Please state how you would resolve the issues and who should pay for them.
We need to look at the Public/Private Stormwater Management Responsibilities the Council adopted in order to determine the responsibilities of the city and what can be done to fix the problem. There have been several ideas suggested that would be low-cost solutions that could have considerable impact on the storm water problem, including the digging of ditches that can help to alleviate the culverts that are backing up. Both the Surface Water Capital Improvement Program and the Surface Water Management Fund should be looked at for funding purposes.
What other storm water management/runoff issues are you aware of?
So many of our neighborhoods are effected by storm water management or runoff issues such as the Zackuse Creek subbasin; Inglewood Hill Road, the Kokanee and Ebright Creek. Runoff issues and storm water management affect our critical areas, water quality, shoreline vegetation conservation, shoreline restoration and enhancement, and flood and erosion hazards.
Please state your positions on environmental issues:
- Protecting Lake Sammamish, Laughing Jacobs Lake, Pine Lake and Beaver Lake.
So much of the history and future of Sammamish is built around our relationship to these incredible lakes, and we must make preserving them and the habitats they support a priority. We must maintain and protect our natural resources not only for our generation, but for generations to come. There is a great need to limit the pollution in our waterways, including the control of phosphorus inputs.
- Protecting wetlands and streams.
Our wetlands and streams are a critical part of the ecosystems that keep our lakes vibrant. We should make sure that our existing policies are effectively protecting the entire ecosystem as we allow for thoughtful growth.
- Preserving trees. Our trees and forest are also a defining aspect of our city. As science continues to prove how important access to trees and greenery are to our health and creativity, it reinforces the need to make sure our policies are clear, consistent, and effective at preserving critical forest areas while we prepare for growth. I grew up in this area, and know just how critical it is to preserve our open spaces for future generations. We need to hold ourselves and others accountable when it comes to preserving our trees.

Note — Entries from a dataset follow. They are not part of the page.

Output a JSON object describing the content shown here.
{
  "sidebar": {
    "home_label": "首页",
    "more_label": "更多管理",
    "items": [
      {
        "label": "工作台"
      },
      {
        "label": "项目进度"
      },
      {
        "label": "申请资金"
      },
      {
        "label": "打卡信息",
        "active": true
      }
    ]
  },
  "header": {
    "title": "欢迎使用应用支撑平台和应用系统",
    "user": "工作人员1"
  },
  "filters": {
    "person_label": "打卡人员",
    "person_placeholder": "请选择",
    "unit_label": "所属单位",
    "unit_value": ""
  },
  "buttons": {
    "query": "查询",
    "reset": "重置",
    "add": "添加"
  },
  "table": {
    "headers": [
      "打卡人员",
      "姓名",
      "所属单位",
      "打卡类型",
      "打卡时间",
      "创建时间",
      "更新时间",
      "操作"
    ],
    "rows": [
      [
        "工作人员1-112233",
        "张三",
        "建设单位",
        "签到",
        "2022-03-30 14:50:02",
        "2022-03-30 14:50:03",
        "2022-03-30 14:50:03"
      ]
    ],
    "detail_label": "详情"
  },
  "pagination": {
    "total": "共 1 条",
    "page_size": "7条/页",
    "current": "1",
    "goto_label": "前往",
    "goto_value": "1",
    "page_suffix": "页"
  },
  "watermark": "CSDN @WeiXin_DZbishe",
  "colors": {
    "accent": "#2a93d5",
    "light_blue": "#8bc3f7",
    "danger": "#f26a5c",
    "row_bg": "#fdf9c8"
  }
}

Is the City doing enough, too much or not enough?
We need a comprehensive long-term strategy for protecting what makes Sammamish so special, including our lakes, wetlands and forests. As we look toward future growth and how to manage it, we need a vision for the future of Sammamish and we should audit existing policies on wetlands, lakes, and tree protection to ensure they are clear, consistent, and effective in protecting that vision. We are at an inflection point as the entire Seattle area faces massive growth. This is a regional crisis and we can’t solve all these challenges alone, in particular we need to partner with our neighbors in Redmond and Issaquah to build for the next generation.
Any Other Issues You Wish To Address
Please briefly identify any other issues that you wish to address.
We are one of the safest cities in the State, but we need to ensure we remain that way. Between the drugs that are readily available in our schools to the car prowls and mailbox theft, we need to work together to keep our neighborhoods safe. As a mom, this is a priority for me.
We need to be proactive on critical issues that we may face or currently are facing as a city: the housing crisis, opioid drug addictions in our youth, diversity in our community, taking care of our seniors, and homelessness.